According to Marlys, a fixation on the exterior stuff prevented her from looking inward. “I was always looking outside of me to fix the problems inside of me,” she said. “These included husbands, places, things, etc.”
This pattern of running, according to Marlys, started when she was a child. A survivor of physical and mental abuse, the ability to get away from home, at first, served as a means of survival.
Life has stressors, some big and some small. Without self-awareness and insight about past trauma, these life stressors can knock you out cold. Some of these stressors hit Marlys before her relapse and some after.
“When you relapse, it does not get better; it does get worse,” she reflected. “I was separated from my husband for six months,” she continued. “I lost the trust and confidence of my husband and children and did things I said I would never do.”
During her relapse, Marlys’s sister died at the age of 34, and an accident left Marlys’ 25-year-old son in a coma.
Then, a moment of clarity appeared for Marlys. She knew she was in trouble again.
“One day, I was sitting in my apartment and, for a split second, the question came up in my clouded mind, ‘Either get on with living or get on with dying,’” she remembered.
Marlys describes the disease of alcoholism as a slow death. Something about this gradual decline motivated her to head back to A.A.
Transformation Begins Within
“On May 6, 2018, I picked up a chip at 12 p.m.,” she said.
Life is very different for Marlys today. She is in therapy, sees a psychiatrist, has a sponsor and is back working in the substance abuse treatment field.
For Marlys, the key factor within this balance is the reality she will have to put in the hard work.
“I accept I will have to work harder than normal people,” she explained, “to get to the root and cause of my childhood that hindered my growth mentally and spiritually.”
According to Marlys, it’s this hard work that gives her the ability to give back and be of service to others with substance use disorders.
“My scars serve a purpose to heal others in their journey of recovery,” she explained. “The journey is the destination,” she added.
Marlys is committed today to live life on life’s terms. “I do not get a medal for doing what everyone else does on a normal basis,” she said. “However, I do need to accept that I have to work harder because I am a survivor of physical abuse and mental abuse.”
Finding Hope through the Challenges
Marlys loves her life today. And, she sees how the hard times bring value to others. Her journey hasn’t been easy, but this makes it all the more valuable to others with similar issues.

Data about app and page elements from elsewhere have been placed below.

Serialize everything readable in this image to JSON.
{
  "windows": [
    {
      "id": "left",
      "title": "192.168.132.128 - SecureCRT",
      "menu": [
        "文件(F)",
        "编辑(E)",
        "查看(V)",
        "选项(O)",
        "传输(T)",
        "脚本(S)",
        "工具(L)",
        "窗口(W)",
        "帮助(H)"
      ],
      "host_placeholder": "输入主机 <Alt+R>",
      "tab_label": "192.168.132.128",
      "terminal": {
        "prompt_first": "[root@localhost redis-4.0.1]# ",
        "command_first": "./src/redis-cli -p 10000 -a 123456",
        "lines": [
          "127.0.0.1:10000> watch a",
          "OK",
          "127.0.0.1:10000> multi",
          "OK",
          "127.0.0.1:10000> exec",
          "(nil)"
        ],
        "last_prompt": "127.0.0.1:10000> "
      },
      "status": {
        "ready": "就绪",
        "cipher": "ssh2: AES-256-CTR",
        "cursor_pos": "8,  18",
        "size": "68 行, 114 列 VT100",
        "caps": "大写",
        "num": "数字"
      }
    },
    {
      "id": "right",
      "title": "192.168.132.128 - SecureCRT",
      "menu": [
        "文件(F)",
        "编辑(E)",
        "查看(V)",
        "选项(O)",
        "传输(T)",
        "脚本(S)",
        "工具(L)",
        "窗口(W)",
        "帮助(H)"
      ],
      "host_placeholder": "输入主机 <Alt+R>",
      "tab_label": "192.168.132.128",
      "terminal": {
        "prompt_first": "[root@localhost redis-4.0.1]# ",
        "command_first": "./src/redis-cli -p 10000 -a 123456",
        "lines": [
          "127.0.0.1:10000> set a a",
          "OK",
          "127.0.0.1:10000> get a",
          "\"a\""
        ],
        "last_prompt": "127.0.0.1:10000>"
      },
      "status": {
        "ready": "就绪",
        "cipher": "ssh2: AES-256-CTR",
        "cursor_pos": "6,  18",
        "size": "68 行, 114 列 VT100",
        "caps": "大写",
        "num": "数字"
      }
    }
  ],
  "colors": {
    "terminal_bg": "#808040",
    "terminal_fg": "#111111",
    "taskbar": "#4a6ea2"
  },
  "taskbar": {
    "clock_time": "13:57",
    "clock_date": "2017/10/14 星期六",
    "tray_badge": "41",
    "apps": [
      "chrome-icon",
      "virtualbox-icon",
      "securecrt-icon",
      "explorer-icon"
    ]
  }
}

“More than anything, I love life,” she said, “and I love the ups and downs. My scars serve a higher purpose of helping the next person,” she continued.
These scars, Marlys is quick to point out, aren’t riddled with shame, guilt, remorse, or hate any longer.
“I have the tools recovery has given me,” she said. “The same tools that I allowed to collect dust to help me get out of me; To discover me.”
For those still struggling, Marlys wants people to know there is hope. “You just need to have an open mind and quit letting those committees in your head win,” she said. “Be okay with asking for help,” she continued. “Be honest with yourself. It’s a journey and, it does get better if you allow it to.”